Bookmark Heirloomrice

Certificate of Recognition

Congratulations to the Rice Terraces Farmers Cooperative

The Provincial Government of Ifugao through its Project on the Certification of Ifugao Products awarded a Certificate of Recognition to the Rice Terraces Farmers Cooperative (RTFC) as a producer of an Ifugao certified product.

The RTFC was recognized for its processing and marketing of traditional heirloom rice that is grown by its members in the mountain terraces of Ifugao.

The Provincial Government of Ifugao launched the Ifugao Certified Products Seal of Excellence initiative as a way to identify and promote outstanding provincial products that can be globally competitive and also represent the identity of the province. Products designated as such will be allowed carry the Ifugao Seal of Excellence.

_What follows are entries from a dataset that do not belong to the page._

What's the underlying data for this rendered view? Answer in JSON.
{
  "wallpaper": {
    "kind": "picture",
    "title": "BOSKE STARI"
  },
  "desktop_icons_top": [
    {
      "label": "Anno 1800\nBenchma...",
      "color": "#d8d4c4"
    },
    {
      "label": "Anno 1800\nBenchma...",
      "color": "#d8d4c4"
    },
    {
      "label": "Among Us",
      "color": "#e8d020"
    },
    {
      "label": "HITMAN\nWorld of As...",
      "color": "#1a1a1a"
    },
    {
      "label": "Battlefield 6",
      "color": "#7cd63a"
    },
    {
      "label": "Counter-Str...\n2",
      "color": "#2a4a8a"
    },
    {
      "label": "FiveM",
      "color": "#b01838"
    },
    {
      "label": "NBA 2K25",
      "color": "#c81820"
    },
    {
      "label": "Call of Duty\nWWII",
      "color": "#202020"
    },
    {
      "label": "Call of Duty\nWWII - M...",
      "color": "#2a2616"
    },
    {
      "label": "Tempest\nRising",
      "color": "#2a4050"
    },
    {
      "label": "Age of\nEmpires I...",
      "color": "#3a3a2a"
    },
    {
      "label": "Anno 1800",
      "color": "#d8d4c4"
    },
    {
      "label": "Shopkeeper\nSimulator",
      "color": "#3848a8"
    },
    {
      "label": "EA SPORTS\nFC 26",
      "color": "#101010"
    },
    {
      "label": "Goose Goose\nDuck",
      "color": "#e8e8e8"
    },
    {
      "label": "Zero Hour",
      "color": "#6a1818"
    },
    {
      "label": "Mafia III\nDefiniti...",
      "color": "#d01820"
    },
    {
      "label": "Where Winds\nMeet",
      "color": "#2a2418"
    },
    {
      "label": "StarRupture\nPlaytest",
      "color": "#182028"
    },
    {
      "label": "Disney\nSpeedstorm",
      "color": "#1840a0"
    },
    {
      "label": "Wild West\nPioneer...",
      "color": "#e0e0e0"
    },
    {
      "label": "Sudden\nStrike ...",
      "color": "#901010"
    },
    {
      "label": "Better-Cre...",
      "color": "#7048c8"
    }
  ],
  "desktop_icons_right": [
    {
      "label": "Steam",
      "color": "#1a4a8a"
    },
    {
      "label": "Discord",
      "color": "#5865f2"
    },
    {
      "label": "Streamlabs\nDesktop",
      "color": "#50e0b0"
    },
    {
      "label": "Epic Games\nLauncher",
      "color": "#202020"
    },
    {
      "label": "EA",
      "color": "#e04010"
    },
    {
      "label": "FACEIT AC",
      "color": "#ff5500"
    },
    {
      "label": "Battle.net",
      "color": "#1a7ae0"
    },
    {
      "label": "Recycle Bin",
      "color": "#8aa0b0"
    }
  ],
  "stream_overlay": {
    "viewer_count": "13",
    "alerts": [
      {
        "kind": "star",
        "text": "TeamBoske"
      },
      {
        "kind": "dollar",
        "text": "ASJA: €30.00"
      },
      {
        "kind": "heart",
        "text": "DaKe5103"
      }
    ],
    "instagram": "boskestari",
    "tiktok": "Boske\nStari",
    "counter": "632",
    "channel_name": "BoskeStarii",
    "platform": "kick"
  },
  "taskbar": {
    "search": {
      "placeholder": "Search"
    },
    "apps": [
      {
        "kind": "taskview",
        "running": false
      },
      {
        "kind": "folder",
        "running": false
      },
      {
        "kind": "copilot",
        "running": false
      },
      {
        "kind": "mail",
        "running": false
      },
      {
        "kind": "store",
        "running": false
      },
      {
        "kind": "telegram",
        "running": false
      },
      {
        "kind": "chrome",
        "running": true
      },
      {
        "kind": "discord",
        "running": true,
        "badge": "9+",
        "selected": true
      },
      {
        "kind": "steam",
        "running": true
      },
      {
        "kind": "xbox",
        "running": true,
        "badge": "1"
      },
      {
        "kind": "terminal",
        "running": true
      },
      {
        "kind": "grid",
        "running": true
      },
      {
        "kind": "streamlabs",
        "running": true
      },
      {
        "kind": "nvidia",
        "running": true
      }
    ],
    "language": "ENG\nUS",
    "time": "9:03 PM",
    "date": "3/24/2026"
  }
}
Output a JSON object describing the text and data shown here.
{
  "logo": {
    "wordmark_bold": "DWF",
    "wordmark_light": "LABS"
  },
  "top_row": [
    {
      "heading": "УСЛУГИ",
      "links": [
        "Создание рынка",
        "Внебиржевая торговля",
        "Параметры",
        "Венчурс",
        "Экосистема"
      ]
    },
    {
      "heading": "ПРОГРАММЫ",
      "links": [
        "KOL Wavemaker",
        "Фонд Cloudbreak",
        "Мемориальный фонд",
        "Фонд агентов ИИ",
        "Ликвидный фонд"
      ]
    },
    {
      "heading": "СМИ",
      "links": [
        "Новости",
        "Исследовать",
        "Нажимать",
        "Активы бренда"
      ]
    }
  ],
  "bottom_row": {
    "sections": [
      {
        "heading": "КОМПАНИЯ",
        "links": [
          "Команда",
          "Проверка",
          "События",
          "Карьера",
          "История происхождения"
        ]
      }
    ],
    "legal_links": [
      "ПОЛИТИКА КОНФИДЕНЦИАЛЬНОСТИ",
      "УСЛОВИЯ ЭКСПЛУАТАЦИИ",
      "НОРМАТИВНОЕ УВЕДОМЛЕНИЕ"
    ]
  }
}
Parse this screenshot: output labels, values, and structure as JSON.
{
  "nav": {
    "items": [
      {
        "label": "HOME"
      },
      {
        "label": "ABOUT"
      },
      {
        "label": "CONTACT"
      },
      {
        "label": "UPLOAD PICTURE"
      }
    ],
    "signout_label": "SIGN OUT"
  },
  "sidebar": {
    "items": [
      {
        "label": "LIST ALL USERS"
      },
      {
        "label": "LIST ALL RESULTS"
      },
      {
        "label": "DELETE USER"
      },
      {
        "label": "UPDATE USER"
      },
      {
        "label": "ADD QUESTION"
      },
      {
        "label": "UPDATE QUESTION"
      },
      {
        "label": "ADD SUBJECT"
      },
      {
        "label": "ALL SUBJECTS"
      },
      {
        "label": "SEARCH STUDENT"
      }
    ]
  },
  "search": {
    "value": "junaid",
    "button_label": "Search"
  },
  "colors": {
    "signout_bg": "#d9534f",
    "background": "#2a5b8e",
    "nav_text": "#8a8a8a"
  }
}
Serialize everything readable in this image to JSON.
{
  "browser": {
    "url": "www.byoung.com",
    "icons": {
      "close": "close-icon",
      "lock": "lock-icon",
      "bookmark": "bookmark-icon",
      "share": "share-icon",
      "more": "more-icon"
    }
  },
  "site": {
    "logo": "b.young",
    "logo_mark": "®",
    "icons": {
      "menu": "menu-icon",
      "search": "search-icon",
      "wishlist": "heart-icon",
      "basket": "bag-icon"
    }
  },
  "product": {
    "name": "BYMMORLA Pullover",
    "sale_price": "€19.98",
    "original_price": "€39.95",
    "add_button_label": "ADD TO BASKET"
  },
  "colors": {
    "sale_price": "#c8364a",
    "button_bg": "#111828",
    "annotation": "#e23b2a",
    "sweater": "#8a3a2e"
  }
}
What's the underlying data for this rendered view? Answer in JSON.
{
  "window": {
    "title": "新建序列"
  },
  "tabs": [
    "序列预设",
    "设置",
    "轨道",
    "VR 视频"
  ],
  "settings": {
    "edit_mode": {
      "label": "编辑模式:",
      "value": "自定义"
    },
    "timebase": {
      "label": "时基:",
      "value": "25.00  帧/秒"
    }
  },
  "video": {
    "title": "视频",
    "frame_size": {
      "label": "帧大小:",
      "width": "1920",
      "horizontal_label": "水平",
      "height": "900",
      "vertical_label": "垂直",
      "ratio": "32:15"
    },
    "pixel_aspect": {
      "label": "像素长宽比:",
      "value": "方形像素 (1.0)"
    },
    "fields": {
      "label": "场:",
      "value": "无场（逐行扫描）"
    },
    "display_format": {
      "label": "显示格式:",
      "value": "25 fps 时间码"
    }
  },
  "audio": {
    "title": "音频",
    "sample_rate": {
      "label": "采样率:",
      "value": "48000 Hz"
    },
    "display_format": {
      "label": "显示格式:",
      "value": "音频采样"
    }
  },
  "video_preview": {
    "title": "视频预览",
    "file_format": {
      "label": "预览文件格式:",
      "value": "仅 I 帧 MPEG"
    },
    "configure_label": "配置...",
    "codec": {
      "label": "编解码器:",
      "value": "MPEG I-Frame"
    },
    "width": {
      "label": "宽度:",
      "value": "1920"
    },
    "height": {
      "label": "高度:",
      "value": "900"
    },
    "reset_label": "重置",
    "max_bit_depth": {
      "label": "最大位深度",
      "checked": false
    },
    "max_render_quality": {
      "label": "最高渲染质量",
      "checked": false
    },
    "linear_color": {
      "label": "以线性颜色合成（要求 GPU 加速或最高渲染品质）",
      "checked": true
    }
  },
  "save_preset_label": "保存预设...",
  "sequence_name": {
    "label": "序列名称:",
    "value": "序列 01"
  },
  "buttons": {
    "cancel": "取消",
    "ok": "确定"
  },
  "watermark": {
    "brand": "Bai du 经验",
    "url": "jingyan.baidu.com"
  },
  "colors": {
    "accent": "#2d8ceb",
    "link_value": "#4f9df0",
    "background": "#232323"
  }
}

Bookmark Heirloomrice

Vicky_in_village_1x6
sidebar_hands2As Director of RICE, Inc., I walk many painful miles through the terraces to attend local meetings with the farmers and provide training sessions.  I am often invited into the homes of the farmers to share a meal and visit.

The faces of the farmers and the stories that they tell about how the project has affected their lives are what keeps me going when I get discouraged by the funding setbacks, the bureaucracy that hinders more than it helps, the floods, the landslides and all the difficulties that the farmers and the project face every year.

The story of Nanay Pacita resonates in my mind. I see her in a group of older women; she stands out, erect, her face lined by hard work.   Even though she is 60+ years old she doesn’t wear glasses and her keen eyes closely follow the information in the training session on Quality Control.  When asked why she had come to the training session she replied,

“I am encouraged by your consistent invitation for all farmers to be part of the rice development. Me and my family are so helped by this project, not just the technical part of training with machines or equipment but you allowed us to be involved as we are…you asked me to hold the pen and sign my name; to write my thoughts. A long time ago, when I was in grade school, I held the pen and learned to write my name.  I didn’t finish school.  I put down my pen and worked in the fields all the years of my life. I am now old and as long as I remember, I have not done any writing until I became part of this program.”

At the session break, I continued our conversation asking her again why coming to the meeting was important to her.   She answered with a shy smile.  “I feel honored to be part of the program where I am valued as an important member of the group. I told you that now I have to sign my name each time I sell my rice. In the past we sell our rice and nothing follows: no knowing or asking of names, information about us or coming back to inquire about what else we need.  But this project,  it is all about the production, the rice, the process and the farmer.  I am so happy. “

“Going to the paddy terrace is what I am good at doing. I do all the work of softening the soil, weeding our paddy and all the work needed to be done on the farm.  At the end of the day I go home, wash my hands, eat and the next day go back to the farm. That is the cycle of my life. Now, I get to hold the pen, sign my name and write on the application. Even if I have to copy the words, which someone gives me, I used the pen to write.  I attend a meeting such as this and am part of the activity.  Before, a meeting for a farmer like me was no place to be.   But you insistently ask for our attendance. Being here is difficult but feels good because I am part of something very important for my self confidence, my family and my community.”

banner_hands2
As told to Vicky Garcia

Bookmark Heirloomrice